"Transfer from school to everyday environments is the ultimate purpose of school-based learning." That's the kind of statement that seems obvious and turns out to be important. In How People Learn, the transfer process gets close attention--and now it's got mine as well.
Here, transfer is about ability to use knowledge in multiple contexts. For example, veteran shoppers can be very good at figuring out cost per unit and identifying bargains, but struggle with related division when dropped into a formal classroom. Conversely, most of us have watched kids part way through elementary school who aren't at all sure which bit of "school math" to use in stores. The studies in the book give examples like seeing if Latin or computer programming develops logical reasoning for other kinds of work and sorting out which kinds of simulations create lasting and useful understanding. If you've learned something that you can only used in the situations that are most like being in school, it isn't going to be a lot of help for other kinds of challenges.
With research citations for each claim, the chaper looks at what scientists know about when transfer is and isn't likely to succeed. Some major points:

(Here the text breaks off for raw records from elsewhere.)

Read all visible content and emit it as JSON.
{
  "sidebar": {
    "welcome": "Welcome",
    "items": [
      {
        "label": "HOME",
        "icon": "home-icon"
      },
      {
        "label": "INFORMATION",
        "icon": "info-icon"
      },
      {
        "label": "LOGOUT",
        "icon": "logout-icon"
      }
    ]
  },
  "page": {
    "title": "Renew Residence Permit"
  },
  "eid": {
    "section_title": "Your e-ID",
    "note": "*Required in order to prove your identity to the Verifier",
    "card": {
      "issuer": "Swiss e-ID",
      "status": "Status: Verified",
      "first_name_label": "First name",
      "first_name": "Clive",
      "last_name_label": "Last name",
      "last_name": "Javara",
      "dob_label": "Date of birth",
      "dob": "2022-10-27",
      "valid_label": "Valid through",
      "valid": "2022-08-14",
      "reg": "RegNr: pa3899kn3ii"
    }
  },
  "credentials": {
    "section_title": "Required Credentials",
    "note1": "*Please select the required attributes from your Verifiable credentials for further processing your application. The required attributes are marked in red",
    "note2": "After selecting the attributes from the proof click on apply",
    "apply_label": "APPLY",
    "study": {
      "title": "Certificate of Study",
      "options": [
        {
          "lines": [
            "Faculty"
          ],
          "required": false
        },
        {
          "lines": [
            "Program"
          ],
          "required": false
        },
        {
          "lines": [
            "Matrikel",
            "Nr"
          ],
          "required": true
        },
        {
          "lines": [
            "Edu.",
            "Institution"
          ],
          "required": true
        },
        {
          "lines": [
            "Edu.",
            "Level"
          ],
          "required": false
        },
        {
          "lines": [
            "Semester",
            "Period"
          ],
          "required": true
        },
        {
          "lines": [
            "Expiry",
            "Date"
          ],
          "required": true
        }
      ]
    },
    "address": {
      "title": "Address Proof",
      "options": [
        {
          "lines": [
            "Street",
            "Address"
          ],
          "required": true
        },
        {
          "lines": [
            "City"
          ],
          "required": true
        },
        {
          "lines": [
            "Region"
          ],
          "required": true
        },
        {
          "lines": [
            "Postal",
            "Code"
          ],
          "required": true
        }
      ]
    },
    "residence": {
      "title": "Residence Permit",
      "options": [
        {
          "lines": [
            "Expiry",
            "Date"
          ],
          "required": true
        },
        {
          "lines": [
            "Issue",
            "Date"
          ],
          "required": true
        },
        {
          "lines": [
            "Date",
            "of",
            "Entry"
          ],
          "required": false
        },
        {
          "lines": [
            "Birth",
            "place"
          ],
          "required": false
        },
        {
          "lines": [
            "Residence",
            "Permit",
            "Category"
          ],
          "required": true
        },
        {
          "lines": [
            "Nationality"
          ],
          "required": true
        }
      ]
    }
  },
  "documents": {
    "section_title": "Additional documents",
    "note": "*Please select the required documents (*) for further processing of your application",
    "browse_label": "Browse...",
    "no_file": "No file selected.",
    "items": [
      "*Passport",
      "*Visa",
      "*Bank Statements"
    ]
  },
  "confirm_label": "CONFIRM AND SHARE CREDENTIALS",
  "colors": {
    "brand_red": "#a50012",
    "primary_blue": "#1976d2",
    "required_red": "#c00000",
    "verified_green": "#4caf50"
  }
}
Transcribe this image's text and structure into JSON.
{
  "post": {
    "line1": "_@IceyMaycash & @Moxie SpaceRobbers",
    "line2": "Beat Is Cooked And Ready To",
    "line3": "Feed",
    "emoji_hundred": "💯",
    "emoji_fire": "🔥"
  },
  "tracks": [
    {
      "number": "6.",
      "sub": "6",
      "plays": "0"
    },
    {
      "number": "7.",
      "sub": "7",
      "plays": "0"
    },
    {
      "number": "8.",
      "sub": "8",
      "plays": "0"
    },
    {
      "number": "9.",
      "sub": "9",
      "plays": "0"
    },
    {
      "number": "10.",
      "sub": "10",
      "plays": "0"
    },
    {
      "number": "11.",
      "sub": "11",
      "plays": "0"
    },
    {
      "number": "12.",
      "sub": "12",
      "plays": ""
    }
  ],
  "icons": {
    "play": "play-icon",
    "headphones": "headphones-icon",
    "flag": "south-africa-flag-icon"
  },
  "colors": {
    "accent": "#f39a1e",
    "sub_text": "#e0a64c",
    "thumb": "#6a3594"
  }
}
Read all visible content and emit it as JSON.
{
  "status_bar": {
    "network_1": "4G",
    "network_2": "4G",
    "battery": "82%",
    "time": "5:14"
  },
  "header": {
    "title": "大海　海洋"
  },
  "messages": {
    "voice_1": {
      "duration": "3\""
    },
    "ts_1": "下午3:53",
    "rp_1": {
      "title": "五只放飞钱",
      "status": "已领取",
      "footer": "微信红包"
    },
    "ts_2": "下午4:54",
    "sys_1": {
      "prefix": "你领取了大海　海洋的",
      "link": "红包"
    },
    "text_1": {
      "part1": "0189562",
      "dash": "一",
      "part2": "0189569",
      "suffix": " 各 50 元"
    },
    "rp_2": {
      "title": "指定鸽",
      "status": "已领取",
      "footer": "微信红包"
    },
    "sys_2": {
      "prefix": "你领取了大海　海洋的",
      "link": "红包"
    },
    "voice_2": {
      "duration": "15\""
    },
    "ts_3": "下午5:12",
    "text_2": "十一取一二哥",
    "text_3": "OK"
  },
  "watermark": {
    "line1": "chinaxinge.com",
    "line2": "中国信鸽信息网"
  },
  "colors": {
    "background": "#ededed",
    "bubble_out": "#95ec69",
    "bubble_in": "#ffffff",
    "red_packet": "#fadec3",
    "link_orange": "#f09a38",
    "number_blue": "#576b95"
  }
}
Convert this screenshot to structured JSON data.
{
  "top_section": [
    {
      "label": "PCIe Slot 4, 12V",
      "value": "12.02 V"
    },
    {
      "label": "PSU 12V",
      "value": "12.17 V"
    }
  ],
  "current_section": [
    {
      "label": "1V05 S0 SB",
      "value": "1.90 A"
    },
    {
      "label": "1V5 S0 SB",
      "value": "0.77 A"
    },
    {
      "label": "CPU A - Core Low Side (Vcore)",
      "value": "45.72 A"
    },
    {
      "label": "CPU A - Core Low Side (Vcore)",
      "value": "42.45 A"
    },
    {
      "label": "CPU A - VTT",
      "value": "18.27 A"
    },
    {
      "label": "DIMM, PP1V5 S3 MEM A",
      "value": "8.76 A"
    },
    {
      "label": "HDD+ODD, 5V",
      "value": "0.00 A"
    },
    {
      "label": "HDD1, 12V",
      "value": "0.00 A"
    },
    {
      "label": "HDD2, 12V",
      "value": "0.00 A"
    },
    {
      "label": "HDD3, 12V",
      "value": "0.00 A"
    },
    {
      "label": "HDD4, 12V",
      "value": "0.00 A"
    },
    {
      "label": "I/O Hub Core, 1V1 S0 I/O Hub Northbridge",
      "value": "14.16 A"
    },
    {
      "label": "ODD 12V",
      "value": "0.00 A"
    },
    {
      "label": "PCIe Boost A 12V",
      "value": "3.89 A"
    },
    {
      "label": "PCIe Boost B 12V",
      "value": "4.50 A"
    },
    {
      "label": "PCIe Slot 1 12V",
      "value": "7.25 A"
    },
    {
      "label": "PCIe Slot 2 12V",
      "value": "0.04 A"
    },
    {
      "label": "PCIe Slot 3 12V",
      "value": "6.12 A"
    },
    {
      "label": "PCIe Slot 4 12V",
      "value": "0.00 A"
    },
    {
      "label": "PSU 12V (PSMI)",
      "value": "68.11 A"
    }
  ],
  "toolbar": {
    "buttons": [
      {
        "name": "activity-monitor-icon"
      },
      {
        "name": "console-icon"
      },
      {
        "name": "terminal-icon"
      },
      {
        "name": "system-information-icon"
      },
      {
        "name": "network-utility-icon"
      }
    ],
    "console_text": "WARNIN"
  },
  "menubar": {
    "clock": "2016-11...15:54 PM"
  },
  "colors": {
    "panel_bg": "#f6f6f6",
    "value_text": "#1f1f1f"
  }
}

- Time spent on understanding how a process works and when it matters yields better transfer than memorization.
- Teaching a set of knowledge in multiple contexts makes the learners more able to transfer it.
- Transfer is also improved when students are equipped to monitor their own understanding and evaluate their own progress (with "metacognition" as the power word for that process of learning about their own learning.)
The research in this study gives support to parent concerns that a certain kind of "teaching to the test" creates knowledge that will be only useful on the test. That can be learning for a single context, focused on procedural accuracy, with little insight into how or why the same knowledge could be put to work elsewhere.
Plus, what happens if the school's response to early difficulty is more of the same kind of drill, and more, and more and more again? On this understanding of learning, students may succeed on this year's test, but not be able to transfer that knowledge to next year's work or future challenges.
That "learning that doesn't transfer" may be central to what's going on when middle school teachers say kids come from elementary school lacking key skills, and high school teachers say that about middle school, and college teachers and employers say it about high school graduates. The folks at the lower level know they worked on that exact skill, but don't know why kids can't put it to use as they move on. The issue may be quality of learning, with students needing to move well past memorization into understanding why the knowledge matters, using it in multiple contexts, and joining in evaluating their understanding as the work goes on. Adding to the quantity of work a student turns in may not change the long-term results much at all.
One final connection: Kentucky has committed to standards that are "fewer, higher, and deeper." Learning that can transfer may take more intensive study, and that's part of why it matters to have a shorter list of expectations with deeper demands about putting understanding to active use. This chapter adds to my sense that we're on the right track in that approach, and we'd be moving in the wrong direction if we added lots of detailed demands to our standards documents.